Doing disruptive innovation
Elsewhere we’ve written about the important role training plays in helping teams become more efficient. Efficiency and culture norming aren’t the only reasons to train. It’s abundantly clear that the hardest part of innovation today is the disruptive kind.
Companies no longer survive just by cranking out line or brand extensions. That’s Clay Christiansen’s point in framing the “innovator’s dilemma” (well summarised here.) Statistics tell a plain tale: market leadership isn’t the long-lasting success guarantee it once was. Thanks to the profit potential in effective disruptive innovation, being on the top today doesn’t mean in another decade your firm will be anywhere on the map. Think: Blockbuster, Encyclopedia Britannica, Kodak, Tower Records, Woolworth in retail, Digital Equipment Corporation (DEC) and Wang Laboratories in IT.
The slippage in the good standing and good fortunes of one-time leaders isn’t simply about stock market prices. It’s also about customer loyalty. A study late last year published by MIT’s Sloan School describes the psychological dynamics that lead consumers to seek alternatives once a company achieves dominance in a sector. Dominance breeds discontent which creates market gaps more agile, often smaller, competitors can exploit.

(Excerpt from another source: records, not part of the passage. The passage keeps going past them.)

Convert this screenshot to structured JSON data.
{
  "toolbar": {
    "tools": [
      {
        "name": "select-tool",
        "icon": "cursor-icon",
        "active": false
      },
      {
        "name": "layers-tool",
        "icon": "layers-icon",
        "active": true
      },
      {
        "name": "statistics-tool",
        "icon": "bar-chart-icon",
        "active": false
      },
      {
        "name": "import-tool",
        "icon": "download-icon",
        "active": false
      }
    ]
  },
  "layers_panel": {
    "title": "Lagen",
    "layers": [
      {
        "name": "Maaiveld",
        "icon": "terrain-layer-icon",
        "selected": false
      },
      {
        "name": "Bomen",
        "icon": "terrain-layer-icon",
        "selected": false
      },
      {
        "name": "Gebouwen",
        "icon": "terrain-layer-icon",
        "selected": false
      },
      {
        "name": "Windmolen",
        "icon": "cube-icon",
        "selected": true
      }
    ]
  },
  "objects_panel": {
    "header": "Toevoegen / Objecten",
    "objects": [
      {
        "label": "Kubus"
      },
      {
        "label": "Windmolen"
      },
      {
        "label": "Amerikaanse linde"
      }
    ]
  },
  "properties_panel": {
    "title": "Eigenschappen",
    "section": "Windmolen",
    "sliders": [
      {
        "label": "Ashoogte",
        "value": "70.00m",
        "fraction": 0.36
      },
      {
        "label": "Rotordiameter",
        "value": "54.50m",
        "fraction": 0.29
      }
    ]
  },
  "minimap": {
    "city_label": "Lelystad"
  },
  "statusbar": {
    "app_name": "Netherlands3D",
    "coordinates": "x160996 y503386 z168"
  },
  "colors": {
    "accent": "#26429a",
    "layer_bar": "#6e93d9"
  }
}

Gregg heard a cynic dub incremental innovation as “the purple cookie” syndrome. These are the brand and line extensions that companies doing “good enough” innovation seem to settle for.
Case in point: Kodak
Kodak was pretty good at line extensions. One researcher at Kodak invented the world’s first digital camera….in 1975. But it took well over a quarter-century for Kodak to wake up to digital realities. By then, it was too late. By the time Gregg Fraley was asked to coach a senior research executive, the train wreck was steadfastly approaching in slow motion. The researcher could see it but management couldn’t listen.
Listening would have meant taking the business into entirely new areas. It’s what MBAs call “business model innovation”. It’s what Jorma Ollila pulled off as Nokia CEO in the early 1990s. But as Nokia’s performance two-decades on attests, the magic rarely lasts.
As Christiansen describes, creative destruction is cyclical. Which means enduring commercial success requires teams and leaders to think beyond today’s cash-cows to tomorrow’s cannibals. The remit of an effective innovation team is no longer simply to create new products that fit the current business – but also to develop new products and new monetization models in current and adjacent markets.
The Business Model Canvas is one tool to help picture a new monetization model. But on its own, it does nothing to help you conceive of new models. For that, you need a team charged with looking both within and beyond your existing capabilities, product set, markets and industries for opportunities. You need a team ready and empowered to ask: “How might we…?” A team ready to judge the best answers and take them forward into formal development, prototyping and onward to market release. The answer to “How might we….?” isn’t real until the customer can grasp it, use it, embed it in their life.
Training in “the how” makes it real
At KILN, we know that business model innovation starts with asking bigger, bolder, braver questions -and we’ve created a range of products (like IdeaKeg), manuals (like FuseTrail) and training modules (like CPS and Foresight) that help you ask them for yourselves. Innovation management and StoryFORMs help you understand the decision-making styles within your firm and speak to that listening when you ask for buy-in.
The most effective innovation teams are diverse. Yet the team also needs to integrate across silos, commercial borders, even national cultures. Structured, facilitated conversations and the smart use of appropriate IT/idea management systems make this possible.
But all the infrastructure in the world won’t work, without creative innovation training as the necessary accelerant.